July 25th, 2014
Economists in the housing industry have been keeping an eye on how much rising student debt has affected homeownership rates, especially among millennials - many of which are reaching the traditional age when consumers purchase homes.
While much of the media has focused on how college education expenses are becoming a detriment to the pace of home sales and younger Americans’ ability to switch from renting to owning, some experts are starting to question the extent to which homeownership is waning because of student debt. In some cases, economists are wondering whether there has truly been a noticeable change in recent years or if the data is simply being viewed incorrectly.
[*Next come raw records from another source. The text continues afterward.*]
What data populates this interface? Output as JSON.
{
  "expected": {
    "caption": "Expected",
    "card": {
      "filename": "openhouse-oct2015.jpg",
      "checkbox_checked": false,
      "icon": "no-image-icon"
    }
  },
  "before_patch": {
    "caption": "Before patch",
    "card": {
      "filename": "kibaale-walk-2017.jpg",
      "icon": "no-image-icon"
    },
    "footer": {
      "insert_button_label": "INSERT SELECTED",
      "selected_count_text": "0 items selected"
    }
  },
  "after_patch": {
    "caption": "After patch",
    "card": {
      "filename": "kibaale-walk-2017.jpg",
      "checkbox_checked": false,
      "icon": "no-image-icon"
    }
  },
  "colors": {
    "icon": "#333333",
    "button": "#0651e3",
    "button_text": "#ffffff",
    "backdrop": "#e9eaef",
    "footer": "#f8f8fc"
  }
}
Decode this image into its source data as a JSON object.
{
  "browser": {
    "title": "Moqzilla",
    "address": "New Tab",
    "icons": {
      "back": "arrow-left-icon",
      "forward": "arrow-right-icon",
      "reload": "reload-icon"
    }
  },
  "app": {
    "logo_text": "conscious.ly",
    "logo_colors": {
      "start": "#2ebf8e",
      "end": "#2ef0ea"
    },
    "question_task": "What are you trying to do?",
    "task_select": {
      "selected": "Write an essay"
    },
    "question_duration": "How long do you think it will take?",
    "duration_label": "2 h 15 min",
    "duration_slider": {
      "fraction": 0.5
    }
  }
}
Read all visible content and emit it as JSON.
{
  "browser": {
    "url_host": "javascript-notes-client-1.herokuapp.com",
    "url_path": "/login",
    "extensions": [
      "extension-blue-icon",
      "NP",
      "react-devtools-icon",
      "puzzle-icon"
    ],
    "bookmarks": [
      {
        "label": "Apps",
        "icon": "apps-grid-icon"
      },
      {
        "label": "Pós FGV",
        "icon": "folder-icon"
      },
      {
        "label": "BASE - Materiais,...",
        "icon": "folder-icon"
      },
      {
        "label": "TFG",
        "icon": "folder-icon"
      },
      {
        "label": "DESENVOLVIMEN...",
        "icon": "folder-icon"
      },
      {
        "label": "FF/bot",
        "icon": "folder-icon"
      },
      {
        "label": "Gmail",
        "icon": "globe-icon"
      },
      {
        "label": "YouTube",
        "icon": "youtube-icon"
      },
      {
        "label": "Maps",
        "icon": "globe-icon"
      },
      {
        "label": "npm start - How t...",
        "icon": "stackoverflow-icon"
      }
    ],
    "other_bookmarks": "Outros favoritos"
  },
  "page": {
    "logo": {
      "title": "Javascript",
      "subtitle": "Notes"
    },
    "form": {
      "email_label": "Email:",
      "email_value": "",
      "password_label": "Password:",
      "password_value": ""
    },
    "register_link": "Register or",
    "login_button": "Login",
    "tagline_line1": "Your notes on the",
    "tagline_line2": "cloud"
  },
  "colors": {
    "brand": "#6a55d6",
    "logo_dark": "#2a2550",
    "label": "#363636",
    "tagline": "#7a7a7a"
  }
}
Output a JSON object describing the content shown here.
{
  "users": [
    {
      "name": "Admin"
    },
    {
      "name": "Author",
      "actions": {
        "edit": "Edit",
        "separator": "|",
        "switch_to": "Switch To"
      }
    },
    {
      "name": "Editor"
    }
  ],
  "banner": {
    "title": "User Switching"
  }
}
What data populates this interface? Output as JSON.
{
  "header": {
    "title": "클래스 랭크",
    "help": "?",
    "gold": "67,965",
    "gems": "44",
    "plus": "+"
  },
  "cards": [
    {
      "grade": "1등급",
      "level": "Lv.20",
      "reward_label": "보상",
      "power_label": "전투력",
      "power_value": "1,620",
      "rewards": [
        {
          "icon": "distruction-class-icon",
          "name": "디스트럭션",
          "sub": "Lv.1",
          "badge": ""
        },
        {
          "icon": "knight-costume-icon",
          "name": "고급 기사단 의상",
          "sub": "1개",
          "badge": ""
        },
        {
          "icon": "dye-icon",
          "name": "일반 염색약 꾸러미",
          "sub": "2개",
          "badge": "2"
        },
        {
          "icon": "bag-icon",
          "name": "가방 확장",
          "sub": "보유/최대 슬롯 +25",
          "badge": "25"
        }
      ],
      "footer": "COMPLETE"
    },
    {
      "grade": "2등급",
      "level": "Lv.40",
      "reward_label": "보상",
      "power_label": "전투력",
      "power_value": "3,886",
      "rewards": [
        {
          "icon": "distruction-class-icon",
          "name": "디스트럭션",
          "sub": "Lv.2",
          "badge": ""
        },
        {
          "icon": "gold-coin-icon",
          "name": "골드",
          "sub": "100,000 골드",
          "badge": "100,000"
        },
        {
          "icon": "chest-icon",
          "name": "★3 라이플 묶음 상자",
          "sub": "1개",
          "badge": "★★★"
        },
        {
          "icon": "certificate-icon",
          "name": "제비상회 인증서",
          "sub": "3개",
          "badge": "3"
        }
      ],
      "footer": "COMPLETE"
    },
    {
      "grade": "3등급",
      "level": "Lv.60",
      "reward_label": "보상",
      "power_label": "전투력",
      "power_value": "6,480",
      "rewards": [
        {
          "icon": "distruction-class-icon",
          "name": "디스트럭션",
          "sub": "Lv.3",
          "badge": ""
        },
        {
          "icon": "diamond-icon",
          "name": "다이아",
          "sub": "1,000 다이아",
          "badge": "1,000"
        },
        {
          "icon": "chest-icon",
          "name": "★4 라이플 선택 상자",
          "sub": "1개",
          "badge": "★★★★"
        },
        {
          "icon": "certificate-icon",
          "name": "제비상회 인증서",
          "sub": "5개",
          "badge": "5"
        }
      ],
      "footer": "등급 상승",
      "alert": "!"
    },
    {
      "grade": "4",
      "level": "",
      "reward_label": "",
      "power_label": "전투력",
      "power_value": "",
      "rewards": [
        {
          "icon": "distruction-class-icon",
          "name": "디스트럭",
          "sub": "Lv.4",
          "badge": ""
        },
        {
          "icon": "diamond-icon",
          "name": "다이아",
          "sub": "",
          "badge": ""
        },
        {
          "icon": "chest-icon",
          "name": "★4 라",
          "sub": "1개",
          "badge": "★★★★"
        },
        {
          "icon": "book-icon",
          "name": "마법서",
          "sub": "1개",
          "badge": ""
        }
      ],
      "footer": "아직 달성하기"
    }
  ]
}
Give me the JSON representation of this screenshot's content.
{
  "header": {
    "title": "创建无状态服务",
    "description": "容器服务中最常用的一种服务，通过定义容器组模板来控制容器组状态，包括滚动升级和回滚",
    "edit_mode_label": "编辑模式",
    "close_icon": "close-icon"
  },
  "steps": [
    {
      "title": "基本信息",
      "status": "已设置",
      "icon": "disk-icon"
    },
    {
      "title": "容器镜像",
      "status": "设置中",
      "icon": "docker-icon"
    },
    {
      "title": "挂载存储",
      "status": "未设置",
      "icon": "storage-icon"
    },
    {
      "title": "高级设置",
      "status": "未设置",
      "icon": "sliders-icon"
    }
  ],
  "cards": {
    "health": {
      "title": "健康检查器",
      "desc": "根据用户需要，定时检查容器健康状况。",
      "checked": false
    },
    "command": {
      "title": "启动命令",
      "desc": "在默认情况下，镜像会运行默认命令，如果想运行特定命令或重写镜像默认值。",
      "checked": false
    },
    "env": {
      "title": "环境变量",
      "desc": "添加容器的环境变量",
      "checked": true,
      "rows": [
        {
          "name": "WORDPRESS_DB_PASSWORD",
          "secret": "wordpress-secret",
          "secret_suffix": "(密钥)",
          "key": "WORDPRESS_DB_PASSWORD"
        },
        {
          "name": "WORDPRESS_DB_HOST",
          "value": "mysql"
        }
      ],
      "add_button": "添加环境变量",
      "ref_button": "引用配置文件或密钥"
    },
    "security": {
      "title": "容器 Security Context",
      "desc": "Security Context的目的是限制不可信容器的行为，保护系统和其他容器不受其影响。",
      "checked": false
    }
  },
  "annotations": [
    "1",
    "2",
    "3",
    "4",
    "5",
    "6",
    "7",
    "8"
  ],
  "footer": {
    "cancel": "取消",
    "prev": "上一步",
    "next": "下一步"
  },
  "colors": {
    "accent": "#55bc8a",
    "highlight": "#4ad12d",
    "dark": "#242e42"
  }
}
CoreLogic Chief Economist Mark Fleming recently published a blog post in which he recounted his experience at an Urban Institute event, where representatives from the Brookings Institution discussed their research on student debt problems in the U.S. He acknowledged that the issues are there. Total student debt has surpassed $1 trillion, income growth is stagnant and more consumers have outstanding education expenses. However, Fleming noted that this does not necessarily point to these problems as the source of declining homeownership rates.
Are millennials making the effort?
Student loan repayments as a percentage of income have remained relatively static since the 90s, and college graduates during that time found a way to become homeowners despite their debt. Additionally, studies show that individuals with degrees have higher incomes on average, suggesting that degree holders are able to afford their expenses.
“Which begs the question, if young people in the 1990s found a way to buy a home at the same time as having student loans, then why wouldn’t young people today, with the same relative burden, be able to do the same?” Fleming asked.
The one instance where student debt has been shown to have some effect on homeownership is when the debt holders do not obtain their degrees. However, it is not hard to understand this outcome, as these individuals have similar financial obligations as their classmates who finished school, but likely less income.
“The post-secondary educational system and financing policies for a college education need to carefully consider, and potentially attempt to prevent, the burden of college debt without the benefit of a degree,” Fleming said.
Has anything actually changed?
A recent report from CFPB Monitor posited that the problems with student debt are not new. What has changed, however, is how much attention is directed at the issues. Responding to the same Brookings Institution report, the source commented that the findings were inflated, as the only reason that education debt is at the forefront of the homeownership debate is because America’s more affluent individuals are starting to see the effects.
Typically, students from lower-income brackets are forced to supplement education grants with loans. Meanwhile, wealthier Americans, many of whom have wealthy parents, don’t have as many financial burdens after graduation, giving them an easier path to homeownership. As this group now faces hardship where it normally would thrive, policymakers and economists are more likely to see this as a problem that is just now spinning out of control, the source said.
Regardless of the cause for the debate, the Brookings Institution reported via its blog that at the moment, there is no clear evidence to determine whether there are any negative economic consequences that are a consequence of student debt. As a result of many variables that have not yet aligned – comparisons between the differently sized populations of borrowers and non-borrowers, for example – it is hard to draw any clear relationships. For this reason, the institution said reducing education debt will not necessarily solve the problems.